▸ Exercise aim: The complete set of records below must be repeated precisely as given.

▸ Records for this exercise:
---*---

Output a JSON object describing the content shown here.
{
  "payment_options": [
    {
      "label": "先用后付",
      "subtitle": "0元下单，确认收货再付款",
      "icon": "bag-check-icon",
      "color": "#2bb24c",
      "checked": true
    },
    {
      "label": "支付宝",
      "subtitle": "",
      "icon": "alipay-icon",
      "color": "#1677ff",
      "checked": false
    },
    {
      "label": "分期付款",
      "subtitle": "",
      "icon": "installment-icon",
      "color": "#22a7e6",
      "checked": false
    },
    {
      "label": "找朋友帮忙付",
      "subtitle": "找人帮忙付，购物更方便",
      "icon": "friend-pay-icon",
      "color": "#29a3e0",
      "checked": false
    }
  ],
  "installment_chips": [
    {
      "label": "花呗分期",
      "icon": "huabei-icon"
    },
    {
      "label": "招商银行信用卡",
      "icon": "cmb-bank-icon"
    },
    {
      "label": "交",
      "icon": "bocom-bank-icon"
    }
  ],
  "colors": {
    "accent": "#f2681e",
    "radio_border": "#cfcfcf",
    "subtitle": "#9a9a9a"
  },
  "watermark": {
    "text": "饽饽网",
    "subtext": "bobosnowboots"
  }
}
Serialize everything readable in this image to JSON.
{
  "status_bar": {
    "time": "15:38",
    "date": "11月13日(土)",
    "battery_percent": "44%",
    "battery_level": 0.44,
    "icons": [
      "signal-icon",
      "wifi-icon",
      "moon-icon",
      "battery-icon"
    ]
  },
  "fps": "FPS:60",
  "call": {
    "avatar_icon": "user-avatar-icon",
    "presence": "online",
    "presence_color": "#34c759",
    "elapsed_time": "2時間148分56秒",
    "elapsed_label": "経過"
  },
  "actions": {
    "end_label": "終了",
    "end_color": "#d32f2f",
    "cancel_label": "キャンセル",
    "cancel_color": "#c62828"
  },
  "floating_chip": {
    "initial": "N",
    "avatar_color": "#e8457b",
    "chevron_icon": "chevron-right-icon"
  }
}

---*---

▸ Solution to the exercise:
Output a JSON object describing the content shown here.
{
  "payment_options": [
    {
      "label": "先用后付",
      "subtitle": "0元下单，确认收货再付款",
      "icon": "bag-check-icon",
      "color": "#2bb24c",
      "checked": true
    },
    {
      "label": "支付宝",
      "subtitle": "",
      "icon": "alipay-icon",
      "color": "#1677ff",
      "checked": false
    },
    {
      "label": "分期付款",
      "subtitle": "",
      "icon": "installment-icon",
      "color": "#22a7e6",
      "checked": false
    },
    {
      "label": "找朋友帮忙付",
      "subtitle": "找人帮忙付，购物更方便",
      "icon": "friend-pay-icon",
      "color": "#29a3e0",
      "checked": false
    }
  ],
  "installment_chips": [
    {
      "label": "花呗分期",
      "icon": "huabei-icon"
    },
    {
      "label": "招商银行信用卡",
      "icon": "cmb-bank-icon"
    },
    {
      "label": "交",
      "icon": "bocom-bank-icon"
    }
  ],
  "colors": {
    "accent": "#f2681e",
    "radio_border": "#cfcfcf",
    "subtitle": "#9a9a9a"
  },
  "watermark": {
    "text": "饽饽网",
    "subtext": "bobosnowboots"
  }
}
Serialize everything readable in this image to JSON.
{
  "status_bar": {
    "time": "15:38",
    "date": "11月13日(土)",
    "battery_percent": "44%",
    "battery_level": 0.44,
    "icons": [
      "signal-icon",
      "wifi-icon",
      "moon-icon",
      "battery-icon"
    ]
  },
  "fps": "FPS:60",
  "call": {
    "avatar_icon": "user-avatar-icon",
    "presence": "online",
    "presence_color": "#34c759",
    "elapsed_time": "2時間148分56秒",
    "elapsed_label": "経過"
  },
  "actions": {
    "end_label": "終了",
    "end_color": "#d32f2f",
    "cancel_label": "キャンセル",
    "cancel_color": "#c62828"
  },
  "floating_chip": {
    "initial": "N",
    "avatar_color": "#e8457b",
    "chevron_icon": "chevron-right-icon"
  }
}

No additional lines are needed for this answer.